Startups Weekly: It’s the dawning of the age of AI — plus,  Musk is raging against the machine

IndieBio’s Bay Area incubator is about to debut its 15th cohort of biotech startups. We took special note of a few, which were making some major, bordering on ludicrous, claims…

IndieBio’s SF incubator lineup is making some wild biotech promises

YouTube TV has announced that its multiview feature for watching four streams at once is now available on Android phones and tablets. The Android launch comes two months after YouTube…

YouTube TV’s ‘multiview’ feature is now available on Android phones and tablets

Featured Article

Two Santa Cruz students uncover security bug that could let millions do their laundry for free

CSC ServiceWorks provides laundry machines to thousands of residential homes and universities, but the company ignored requests to fix a security bug.

3 days ago
Two Santa Cruz students uncover security bug that could let millions do their laundry for free

TechCrunch Disrupt 2024 is just around the corner, and the buzz is palpable. But what if we told you there’s a chance for you to not just attend, but also…

Harness the TechCrunch Effect: Host a Side Event at Disrupt 2024

Decks are all about telling a compelling story and Goodcarbon does a good job on that front. But there’s important information missing too.

Pitch Deck Teardown: Goodcarbon’s $5.5M seed deck

Slack is making it difficult for its customers if they want the company to stop using its data for model training.

Slack under attack over sneaky AI training policy

A Texas-based company that provides health insurance and benefit plans disclosed a data breach affecting almost 2.5 million people, some of whom had their Social Security number stolen.

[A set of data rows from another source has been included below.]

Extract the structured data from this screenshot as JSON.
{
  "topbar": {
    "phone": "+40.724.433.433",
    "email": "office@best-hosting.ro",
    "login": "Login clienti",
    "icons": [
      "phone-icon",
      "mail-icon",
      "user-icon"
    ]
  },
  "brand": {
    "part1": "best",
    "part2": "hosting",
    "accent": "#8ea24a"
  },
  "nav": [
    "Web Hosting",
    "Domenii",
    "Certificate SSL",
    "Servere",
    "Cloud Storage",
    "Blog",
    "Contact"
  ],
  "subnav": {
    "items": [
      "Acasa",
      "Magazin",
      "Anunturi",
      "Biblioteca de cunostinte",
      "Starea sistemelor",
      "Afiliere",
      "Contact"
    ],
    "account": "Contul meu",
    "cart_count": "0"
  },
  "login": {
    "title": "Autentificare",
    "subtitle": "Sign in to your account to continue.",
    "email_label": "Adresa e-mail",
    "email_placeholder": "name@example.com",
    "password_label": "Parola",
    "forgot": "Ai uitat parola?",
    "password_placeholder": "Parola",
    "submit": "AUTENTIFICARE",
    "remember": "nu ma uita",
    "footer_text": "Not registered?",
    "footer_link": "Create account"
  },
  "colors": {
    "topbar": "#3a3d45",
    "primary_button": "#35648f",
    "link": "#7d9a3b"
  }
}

WebTPA said…

Healthcare company WebTPA discloses breach affecting 2.5 million people

Featured Article

Microsoft dodges UK antitrust scrutiny over its Mistral AI stake

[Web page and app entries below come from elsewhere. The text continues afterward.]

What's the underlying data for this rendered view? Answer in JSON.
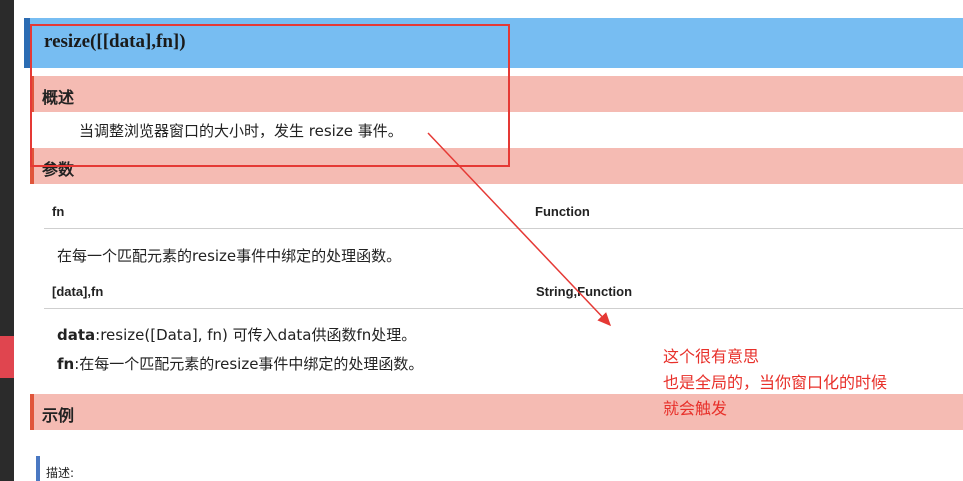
{
  "title": "resize([[data],fn])",
  "sections": {
    "overview": "概述",
    "params": "参数",
    "example": "示例"
  },
  "overview_text": "当调整浏览器窗口的大小时，发生 resize 事件。",
  "params": [
    {
      "name": "fn",
      "type": "Function",
      "desc": "在每一个匹配元素的resize事件中绑定的处理函数。"
    },
    {
      "name": "[data],fn",
      "type": "String,Function"
    }
  ],
  "param2_desc": {
    "line1_key": "data",
    "line1_rest": ":resize([Data], fn) 可传入data供函数fn处理。",
    "line2_key": "fn",
    "line2_rest": ":在每一个匹配元素的resize事件中绑定的处理函数。"
  },
  "annotation": [
    "这个很有意思",
    "也是全局的，当你窗口化的时候",
    "就会触发"
  ],
  "description_label": "描述:",
  "colors": {
    "title_bg": "#77bdf2",
    "section_bg": "#f5bbb3",
    "annotation": "#e8302a",
    "highlight_box": "#e53935"
  }
}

Microsoft won’t be facing antitrust scrutiny in the U.K. over its recent investment into French AI startup Mistral AI.

3 days ago
Microsoft dodges UK antitrust scrutiny over its Mistral AI stake

Ember has partnered with HSBC in the U.K. so that the bank’s business customers can access Ember’s services from their online accounts.

Embedded finance is still trendy as accounting automation startup Ember partners with HSBC UK

Kudos uses AI to figure out consumer spending habits so it can then provide more personalized financial advice, like maximizing rewards and utilizing credit effectively.

Kudos lands $10M for an AI smart wallet that picks the best credit card for purchases

The EU’s warning comes after Microsoft failed to respond to a legally binding request for information that focused on its generative AI tools.

EU warns Microsoft it could be fined billions over missing GenAI risk info

The prospects for troubled banking-as-a-service startup Synapse have gone from bad to worse this week after a United States Trustee filed an emergency motion on Wednesday.  The trustee is asking…

A US Trustee wants troubled fintech Synapse to be liquidated via Chapter 7 bankruptcy, cites ‘gross mismanagement’

U.K.-based Seraphim Space is spinning up its 13th accelerator program, with nine participating companies working on a range of tech from propulsion to in-space manufacturing and space situational awareness. The…

Seraphim’s latest space accelerator welcomes nine companies